Brave New World surprised me by both by its brilliance and -- in some areas -- its shortcomings. For example, in this book, published in 1932, reproduction is carried out through in vitro fertilization. This process also employs another technique, called a rather tongue-twisting bokanovskification, whereby one zygote is treated to churn out up to 96 clones (How eerily prescient, taking into account that the first mammalian clone, the famous sheep Dolly, was created not before 1997. Current record of producing most clones from a single cell is still a paltry 9 mice). Some scenes in the book even remind one of the rows upon rows of test-tube humans in the recent movie The Matrix. This process of reproduction was so fantastic that one of the greatest science fiction writers of the twentieth century, Isac Asimov, could not visualize it even in 1957 (!) while writing his classic "The Naked Sun". In this sci-fi thriller, he describes a colonized planet Solaria, where humans had become so reclusive that the presence of any other person in their close vicinity was absolutely abhorrent -- they meet each other through a 3D holographic device. But however nauseating the presence of any other human being near them, even those hermits produce babies in the good old fashion of us earthlings! This makes it absolutely sure that Asimov didn't read Brave New World.

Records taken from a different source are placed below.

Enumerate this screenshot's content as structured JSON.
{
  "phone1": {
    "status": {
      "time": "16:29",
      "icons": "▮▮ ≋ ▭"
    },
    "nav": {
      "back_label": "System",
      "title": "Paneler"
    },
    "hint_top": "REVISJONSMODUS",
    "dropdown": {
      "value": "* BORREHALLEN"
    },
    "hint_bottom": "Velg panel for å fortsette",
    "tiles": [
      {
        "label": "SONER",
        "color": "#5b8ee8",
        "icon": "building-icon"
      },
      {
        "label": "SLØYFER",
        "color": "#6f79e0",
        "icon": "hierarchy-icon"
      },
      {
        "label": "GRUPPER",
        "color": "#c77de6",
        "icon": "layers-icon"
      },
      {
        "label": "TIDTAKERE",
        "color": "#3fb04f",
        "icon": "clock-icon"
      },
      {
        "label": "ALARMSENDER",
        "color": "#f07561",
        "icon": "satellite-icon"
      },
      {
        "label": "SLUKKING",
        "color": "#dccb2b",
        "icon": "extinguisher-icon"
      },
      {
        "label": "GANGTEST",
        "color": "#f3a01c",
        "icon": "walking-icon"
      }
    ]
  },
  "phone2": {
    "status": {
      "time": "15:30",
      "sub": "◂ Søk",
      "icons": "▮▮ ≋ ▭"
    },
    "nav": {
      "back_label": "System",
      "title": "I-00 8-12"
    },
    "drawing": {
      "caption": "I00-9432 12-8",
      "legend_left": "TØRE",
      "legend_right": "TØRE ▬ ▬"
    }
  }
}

But on the other hand, the characterization of Huxley leaves much to be desired. All characters are one-dimensional and stiff. Lenina (the heroine), Bernard, Linda, the director and others are as life-like as street-shop mannequins. And I found the character of the Savage - champion of the cause of freewill and old-fashioned humanity -- the most unbelievable. I fail to comprehend how a person who lived all his life in an almost pre-historic environment and who never read any book in his life except the works of Shakespeare (how did he manage to understand him is another matter!) can be so erudite and so thoughtful as to engage in philosophical discussions on history, psychology and human behaviour? I think this is a big flaw that holds back an otherwise brilliant book.
It would be worthwhile here take into account another great 20th century dystopia 1984 by George Orwell. Although it's hard to compare these two novels but in my opinion 1984 is much more terrifying and Orwell's future world is much grimmer than Huxley's. And his characters, too, are more believable.